Output VAT levied on exempt supplies R nil
Less: Input VAT on expenses incurred to make exempt supplies (R nil)
Net VAT due to/(refundable by) SARS R nil

Combination of standard-rated, zero-rated and exempt supplies

Where a VAT vendor makes standard-rated supplies and/or zero-rated supplies and/or exempt supplies, input VAT must be apportioned in the same ratio as the three different types of supplies stand to each other.

Example 4:

a.   ABC Distributors made the following supplies for VAT purposes (VAT included where applicable):

Standard-rated supplies R 60 000 60%
Zero-rated supplies R 10 000 10%
Exempt supplies R 30 000 30%
Total supplies R100 000 100%

b.     Expenses incurred in the making of total supplies amounted to R85 000 (VAT included).

Net VAT due to/(refundable by) SARS will be calculated as follows:

Prorata Output VAT levied on standard-rated and zero-rated supplies
[(60 000 x 14/114) + (R10 000 x 0/114)]
R7 368
Output VAT on exempt supplies R nil
Less: Apportioned input VAT on expenses to make standard-rated and (R7 307)
zero-rated supplies [(R85 000 x 60% x 14/114) + (R85 000 x 10% x 14/114)]
Less: Apportioned Input VAT on exempt supplies R nil
Net VAT due to/(refundable by) SARS R 61

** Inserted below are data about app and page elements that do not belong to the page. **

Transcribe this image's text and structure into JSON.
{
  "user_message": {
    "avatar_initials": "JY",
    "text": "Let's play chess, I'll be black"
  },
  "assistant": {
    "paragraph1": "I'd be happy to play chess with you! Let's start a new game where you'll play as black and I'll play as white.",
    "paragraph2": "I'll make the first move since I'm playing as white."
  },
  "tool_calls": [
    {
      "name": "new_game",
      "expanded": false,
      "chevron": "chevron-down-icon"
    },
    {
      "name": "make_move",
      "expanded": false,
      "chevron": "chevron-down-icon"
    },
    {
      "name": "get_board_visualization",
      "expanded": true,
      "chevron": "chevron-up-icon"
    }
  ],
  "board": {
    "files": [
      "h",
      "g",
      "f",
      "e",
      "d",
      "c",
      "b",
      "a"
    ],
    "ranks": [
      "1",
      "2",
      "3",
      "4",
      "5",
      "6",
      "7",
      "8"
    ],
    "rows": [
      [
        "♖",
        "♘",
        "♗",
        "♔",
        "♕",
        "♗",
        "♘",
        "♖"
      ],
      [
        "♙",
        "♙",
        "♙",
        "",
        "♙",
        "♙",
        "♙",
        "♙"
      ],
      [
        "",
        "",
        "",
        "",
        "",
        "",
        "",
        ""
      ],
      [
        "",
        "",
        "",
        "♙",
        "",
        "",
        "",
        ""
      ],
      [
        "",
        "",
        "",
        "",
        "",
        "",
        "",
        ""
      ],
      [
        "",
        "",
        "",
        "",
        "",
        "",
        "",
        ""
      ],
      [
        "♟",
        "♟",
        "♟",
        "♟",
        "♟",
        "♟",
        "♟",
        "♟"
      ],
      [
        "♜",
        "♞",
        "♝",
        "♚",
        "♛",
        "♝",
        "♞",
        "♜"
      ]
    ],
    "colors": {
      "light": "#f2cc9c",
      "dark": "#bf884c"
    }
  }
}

Accounting software can be set up so that VAT is automatically recorded correctly for standard transactions. However, a computer programme will not be able to classify unique transactions for VAT purposes. Therefore it is still important that accounting staff is trained to handle VAT correctly, especially where grey areas exist.

If you would like more information about this topic, feel free to contact us for professional assistance and advice.

This article is a general information sheet and should not be used or relied on as professional advice. No liability can be accepted for any errors or omissions nor for any loss or damage arising from reliance upon any information herein. Always contact your financial adviser for specific and detailed advice. 

Reference List:

  • VAT 404 – SARS Guide for Vendors